Still featuring heavily but not as boldly as previous years, 4X4’s are still the big thing in the used car market. The Audi Q7 and Q5 still very popular, including as well the BMW X1, X3 and X5, diesel options being the favourites.The Sport versions are more popular. Premiums that people are paying for higher output diesels are shrinking, and lower running costs of entry point diesel engines are the most popular.
The MINI Countryman, offers off-road capabilities and has a significant following. Still being a family car iy offers peace of mind for driving in poor British weather. It offers a healthy Residual Value (RV’s) due to low supply. There is a tipping point, as shown by the Clubman – Keep an eye on the Countryman next year – hopefully HOT won’t turn into Cool.

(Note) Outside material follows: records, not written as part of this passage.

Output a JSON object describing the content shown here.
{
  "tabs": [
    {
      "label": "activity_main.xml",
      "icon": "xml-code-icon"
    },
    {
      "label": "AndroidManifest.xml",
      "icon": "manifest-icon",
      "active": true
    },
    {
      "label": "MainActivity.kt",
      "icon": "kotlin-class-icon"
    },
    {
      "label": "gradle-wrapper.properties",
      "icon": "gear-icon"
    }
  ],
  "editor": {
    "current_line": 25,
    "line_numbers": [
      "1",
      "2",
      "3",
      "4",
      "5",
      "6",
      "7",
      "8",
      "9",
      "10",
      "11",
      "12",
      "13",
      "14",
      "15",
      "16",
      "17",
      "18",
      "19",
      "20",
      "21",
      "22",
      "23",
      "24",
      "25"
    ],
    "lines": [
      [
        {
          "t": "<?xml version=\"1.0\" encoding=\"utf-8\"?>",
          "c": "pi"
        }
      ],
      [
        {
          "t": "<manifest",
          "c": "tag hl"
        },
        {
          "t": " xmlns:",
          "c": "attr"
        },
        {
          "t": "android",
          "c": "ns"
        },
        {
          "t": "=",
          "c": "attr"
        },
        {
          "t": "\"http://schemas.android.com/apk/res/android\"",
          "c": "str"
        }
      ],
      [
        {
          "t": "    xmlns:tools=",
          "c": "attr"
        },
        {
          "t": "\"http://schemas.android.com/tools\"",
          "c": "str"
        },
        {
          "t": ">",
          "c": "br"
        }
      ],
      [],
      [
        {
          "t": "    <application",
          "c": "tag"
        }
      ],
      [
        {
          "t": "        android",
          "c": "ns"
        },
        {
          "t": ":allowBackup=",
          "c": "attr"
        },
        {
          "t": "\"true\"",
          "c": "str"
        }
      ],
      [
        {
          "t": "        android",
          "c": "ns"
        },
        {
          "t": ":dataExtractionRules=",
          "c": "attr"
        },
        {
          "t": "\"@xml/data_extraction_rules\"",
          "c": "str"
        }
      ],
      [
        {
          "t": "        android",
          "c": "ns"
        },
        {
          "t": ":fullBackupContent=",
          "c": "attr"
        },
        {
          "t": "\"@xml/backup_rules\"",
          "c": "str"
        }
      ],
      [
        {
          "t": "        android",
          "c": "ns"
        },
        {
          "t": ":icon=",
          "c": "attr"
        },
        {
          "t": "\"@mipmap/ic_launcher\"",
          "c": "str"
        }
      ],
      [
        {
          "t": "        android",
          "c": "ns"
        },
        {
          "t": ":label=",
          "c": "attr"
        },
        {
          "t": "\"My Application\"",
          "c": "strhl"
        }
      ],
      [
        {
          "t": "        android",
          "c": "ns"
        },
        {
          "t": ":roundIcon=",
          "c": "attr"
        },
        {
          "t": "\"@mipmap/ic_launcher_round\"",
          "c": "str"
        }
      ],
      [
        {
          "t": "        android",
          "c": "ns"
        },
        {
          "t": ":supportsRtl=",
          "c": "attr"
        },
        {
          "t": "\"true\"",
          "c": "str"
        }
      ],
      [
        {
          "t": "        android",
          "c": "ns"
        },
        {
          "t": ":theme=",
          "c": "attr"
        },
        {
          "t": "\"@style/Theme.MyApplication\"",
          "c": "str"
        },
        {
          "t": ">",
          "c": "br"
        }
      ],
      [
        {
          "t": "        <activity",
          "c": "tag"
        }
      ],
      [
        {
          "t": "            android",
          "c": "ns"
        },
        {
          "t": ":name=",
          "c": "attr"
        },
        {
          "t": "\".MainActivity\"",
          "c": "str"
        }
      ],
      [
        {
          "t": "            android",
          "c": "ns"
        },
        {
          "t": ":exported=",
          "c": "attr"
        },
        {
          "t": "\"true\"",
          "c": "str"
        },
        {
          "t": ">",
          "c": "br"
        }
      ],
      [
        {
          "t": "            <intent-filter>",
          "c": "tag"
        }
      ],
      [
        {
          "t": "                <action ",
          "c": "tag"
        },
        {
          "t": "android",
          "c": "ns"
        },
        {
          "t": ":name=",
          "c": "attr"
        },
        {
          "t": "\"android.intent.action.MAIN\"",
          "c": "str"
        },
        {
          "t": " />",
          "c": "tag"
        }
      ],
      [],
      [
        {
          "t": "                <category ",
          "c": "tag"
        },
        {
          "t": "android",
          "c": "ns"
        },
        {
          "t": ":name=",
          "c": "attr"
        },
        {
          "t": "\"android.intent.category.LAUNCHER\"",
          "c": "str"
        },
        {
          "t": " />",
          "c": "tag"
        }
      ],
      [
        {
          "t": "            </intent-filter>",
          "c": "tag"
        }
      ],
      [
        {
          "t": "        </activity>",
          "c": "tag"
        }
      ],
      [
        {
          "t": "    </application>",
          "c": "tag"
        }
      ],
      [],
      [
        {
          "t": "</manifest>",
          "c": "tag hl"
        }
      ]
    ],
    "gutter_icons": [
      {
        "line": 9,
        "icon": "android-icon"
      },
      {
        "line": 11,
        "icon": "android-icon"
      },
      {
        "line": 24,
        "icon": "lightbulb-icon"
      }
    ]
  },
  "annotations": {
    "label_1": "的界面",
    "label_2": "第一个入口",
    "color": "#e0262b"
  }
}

Important on many buyers agenda is CO2. Whatever the car values of low output cars are noticeably higher in relation to their higher CO2 counterparts. Impossible to say if customers will ever make the money back, but lower CO2 is the way to go.

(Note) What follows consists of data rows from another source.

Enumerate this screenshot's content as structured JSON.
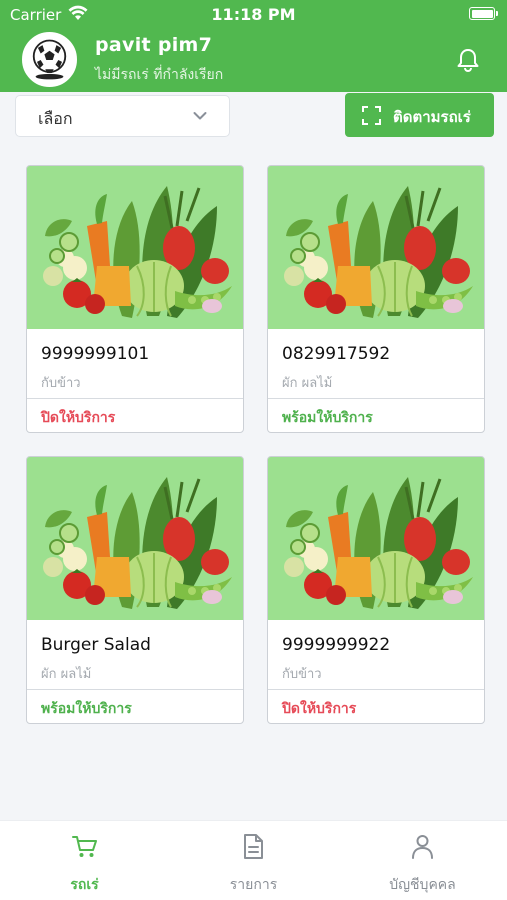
{
  "status_bar": {
    "carrier": "Carrier",
    "time": "11:18 PM"
  },
  "header": {
    "user_name": "pavit pim7",
    "subtitle": "ไม่มีรถเร่ ที่กำลังเรียก"
  },
  "toolbar": {
    "select_label": "เลือก",
    "track_button": "ติดตามรถเร่"
  },
  "cards": [
    {
      "title": "9999999101",
      "subtitle": "กับข้าว",
      "status": "ปิดให้บริการ",
      "status_type": "closed"
    },
    {
      "title": "0829917592",
      "subtitle": "ผัก ผลไม้",
      "status": "พร้อมให้บริการ",
      "status_type": "open"
    },
    {
      "title": "Burger Salad",
      "subtitle": "ผัก ผลไม้",
      "status": "พร้อมให้บริการ",
      "status_type": "open"
    },
    {
      "title": "9999999922",
      "subtitle": "กับข้าว",
      "status": "ปิดให้บริการ",
      "status_type": "closed"
    }
  ],
  "tabs": [
    {
      "label": "รถเร่",
      "icon": "cart-icon",
      "active": true
    },
    {
      "label": "รายการ",
      "icon": "document-icon",
      "active": false
    },
    {
      "label": "บัญชีบุคคล",
      "icon": "person-icon",
      "active": false
    }
  ],
  "colors": {
    "brand_green": "#51b84f",
    "closed_red": "#e64b58",
    "open_green": "#4fb14d"
  }
}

And what’s not…
Due to the state of the economy people are downsizing and they just aren’t looking for a £50k saloon, there really are better value options around. The Audi A7 is one of the few models in Audi’s line-up that has been immune to the brand’s normally strong RV’s. It isn’t that it’s inferior to other offerings – rather that this sector is over-subscribed. When the Mercedes CLS came out six years ago it was a niche sector now the economy has changed along with the automotive options available.
Struggling are XJ Jaguar values – supply outstrips demand. Values in this luxury sector are under extreme pressure, as a result of the lack of other top models, Jaguar may be in danger of over-supplying the market. It is possible we will see a new Jag offering soon, the XF Estate which may help ease the situation.

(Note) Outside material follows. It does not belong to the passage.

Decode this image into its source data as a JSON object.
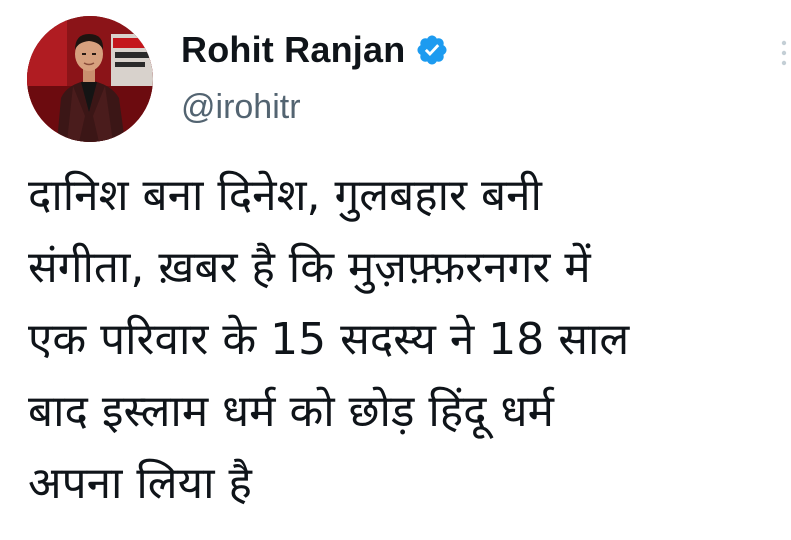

Prestige cars and pre-registration. Why? ‘real world’ retail new luxury car sales have fallen massively and fleet business has been left to support the remaining market. I’d expect dealers to be plentifully supplied with “nearly new” stock and for it to be very well priced, dealers will know as soon as the current batch has gone, it won’t be long before the next is on the horizon.